What is being asked: Each record below is to be set down again precisely.

Supplied records:
____________
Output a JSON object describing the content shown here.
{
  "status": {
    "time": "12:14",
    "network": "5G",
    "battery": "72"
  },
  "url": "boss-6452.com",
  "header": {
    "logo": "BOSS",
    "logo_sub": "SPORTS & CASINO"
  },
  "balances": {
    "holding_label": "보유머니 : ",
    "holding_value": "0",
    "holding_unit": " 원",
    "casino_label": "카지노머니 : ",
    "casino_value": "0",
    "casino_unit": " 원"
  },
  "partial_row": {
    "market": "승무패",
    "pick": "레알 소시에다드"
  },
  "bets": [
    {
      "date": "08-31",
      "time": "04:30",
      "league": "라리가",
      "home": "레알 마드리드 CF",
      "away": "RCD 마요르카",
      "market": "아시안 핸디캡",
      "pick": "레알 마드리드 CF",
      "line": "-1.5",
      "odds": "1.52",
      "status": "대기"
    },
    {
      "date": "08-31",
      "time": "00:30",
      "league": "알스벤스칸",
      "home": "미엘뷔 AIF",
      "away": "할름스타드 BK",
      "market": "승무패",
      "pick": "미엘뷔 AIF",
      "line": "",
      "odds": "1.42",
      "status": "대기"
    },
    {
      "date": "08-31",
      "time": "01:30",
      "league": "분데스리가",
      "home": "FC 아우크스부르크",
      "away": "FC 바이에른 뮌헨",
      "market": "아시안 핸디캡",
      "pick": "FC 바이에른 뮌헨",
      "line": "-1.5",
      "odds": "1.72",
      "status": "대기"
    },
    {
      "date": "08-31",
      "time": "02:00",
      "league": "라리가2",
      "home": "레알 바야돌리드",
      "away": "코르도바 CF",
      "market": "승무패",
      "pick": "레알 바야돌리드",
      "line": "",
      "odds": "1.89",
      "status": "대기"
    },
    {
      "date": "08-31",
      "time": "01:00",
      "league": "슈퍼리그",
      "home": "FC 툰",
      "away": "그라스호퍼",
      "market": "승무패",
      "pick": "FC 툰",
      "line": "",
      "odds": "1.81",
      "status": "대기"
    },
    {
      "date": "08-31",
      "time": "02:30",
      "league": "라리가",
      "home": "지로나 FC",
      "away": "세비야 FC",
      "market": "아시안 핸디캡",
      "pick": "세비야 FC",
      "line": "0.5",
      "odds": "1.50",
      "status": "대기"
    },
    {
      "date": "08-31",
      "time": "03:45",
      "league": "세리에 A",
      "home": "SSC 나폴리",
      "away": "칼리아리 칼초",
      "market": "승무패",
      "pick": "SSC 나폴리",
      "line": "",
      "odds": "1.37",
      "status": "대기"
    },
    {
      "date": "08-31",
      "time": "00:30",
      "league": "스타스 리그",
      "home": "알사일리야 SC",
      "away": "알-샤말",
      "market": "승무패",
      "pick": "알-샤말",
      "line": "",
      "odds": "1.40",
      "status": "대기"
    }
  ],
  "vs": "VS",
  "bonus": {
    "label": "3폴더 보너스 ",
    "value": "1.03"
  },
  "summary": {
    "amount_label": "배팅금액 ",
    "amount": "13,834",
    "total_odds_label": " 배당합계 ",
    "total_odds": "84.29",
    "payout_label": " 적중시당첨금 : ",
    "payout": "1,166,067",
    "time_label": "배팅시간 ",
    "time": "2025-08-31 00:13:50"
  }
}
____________
Problem solution:
Output a JSON object describing the content shown here.
{
  "status": {
    "time": "12:14",
    "network": "5G",
    "battery": "72"
  },
  "url": "boss-6452.com",
  "header": {
    "logo": "BOSS",
    "logo_sub": "SPORTS & CASINO"
  },
  "balances": {
    "holding_label": "보유머니 : ",
    "holding_value": "0",
    "holding_unit": " 원",
    "casino_label": "카지노머니 : ",
    "casino_value": "0",
    "casino_unit": " 원"
  },
  "partial_row": {
    "market": "승무패",
    "pick": "레알 소시에다드"
  },
  "bets": [
    {
      "date": "08-31",
      "time": "04:30",
      "league": "라리가",
      "home": "레알 마드리드 CF",
      "away": "RCD 마요르카",
      "market": "아시안 핸디캡",
      "pick": "레알 마드리드 CF",
      "line": "-1.5",
      "odds": "1.52",
      "status": "대기"
    },
    {
      "date": "08-31",
      "time": "00:30",
      "league": "알스벤스칸",
      "home": "미엘뷔 AIF",
      "away": "할름스타드 BK",
      "market": "승무패",
      "pick": "미엘뷔 AIF",
      "line": "",
      "odds": "1.42",
      "status": "대기"
    },
    {
      "date": "08-31",
      "time": "01:30",
      "league": "분데스리가",
      "home": "FC 아우크스부르크",
      "away": "FC 바이에른 뮌헨",
      "market": "아시안 핸디캡",
      "pick": "FC 바이에른 뮌헨",
      "line": "-1.5",
      "odds": "1.72",
      "status": "대기"
    },
    {
      "date": "08-31",
      "time": "02:00",
      "league": "라리가2",
      "home": "레알 바야돌리드",
      "away": "코르도바 CF",
      "market": "승무패",
      "pick": "레알 바야돌리드",
      "line": "",
      "odds": "1.89",
      "status": "대기"
    },
    {
      "date": "08-31",
      "time": "01:00",
      "league": "슈퍼리그",
      "home": "FC 툰",
      "away": "그라스호퍼",
      "market": "승무패",
      "pick": "FC 툰",
      "line": "",
      "odds": "1.81",
      "status": "대기"
    },
    {
      "date": "08-31",
      "time": "02:30",
      "league": "라리가",
      "home": "지로나 FC",
      "away": "세비야 FC",
      "market": "아시안 핸디캡",
      "pick": "세비야 FC",
      "line": "0.5",
      "odds": "1.50",
      "status": "대기"
    },
    {
      "date": "08-31",
      "time": "03:45",
      "league": "세리에 A",
      "home": "SSC 나폴리",
      "away": "칼리아리 칼초",
      "market": "승무패",
      "pick": "SSC 나폴리",
      "line": "",
      "odds": "1.37",
      "status": "대기"
    },
    {
      "date": "08-31",
      "time": "00:30",
      "league": "스타스 리그",
      "home": "알사일리야 SC",
      "away": "알-샤말",
      "market": "승무패",
      "pick": "알-샤말",
      "line": "",
      "odds": "1.40",
      "status": "대기"
    }
  ],
  "vs": "VS",
  "bonus": {
    "label": "3폴더 보너스 ",
    "value": "1.03"
  },
  "summary": {
    "amount_label": "배팅금액 ",
    "amount": "13,834",
    "total_odds_label": " 배당합계 ",
    "total_odds": "84.29",
    "payout_label": " 적중시당첨금 : ",
    "payout": "1,166,067",
    "time_label": "배팅시간 ",
    "time": "2025-08-31 00:13:50"
  }
}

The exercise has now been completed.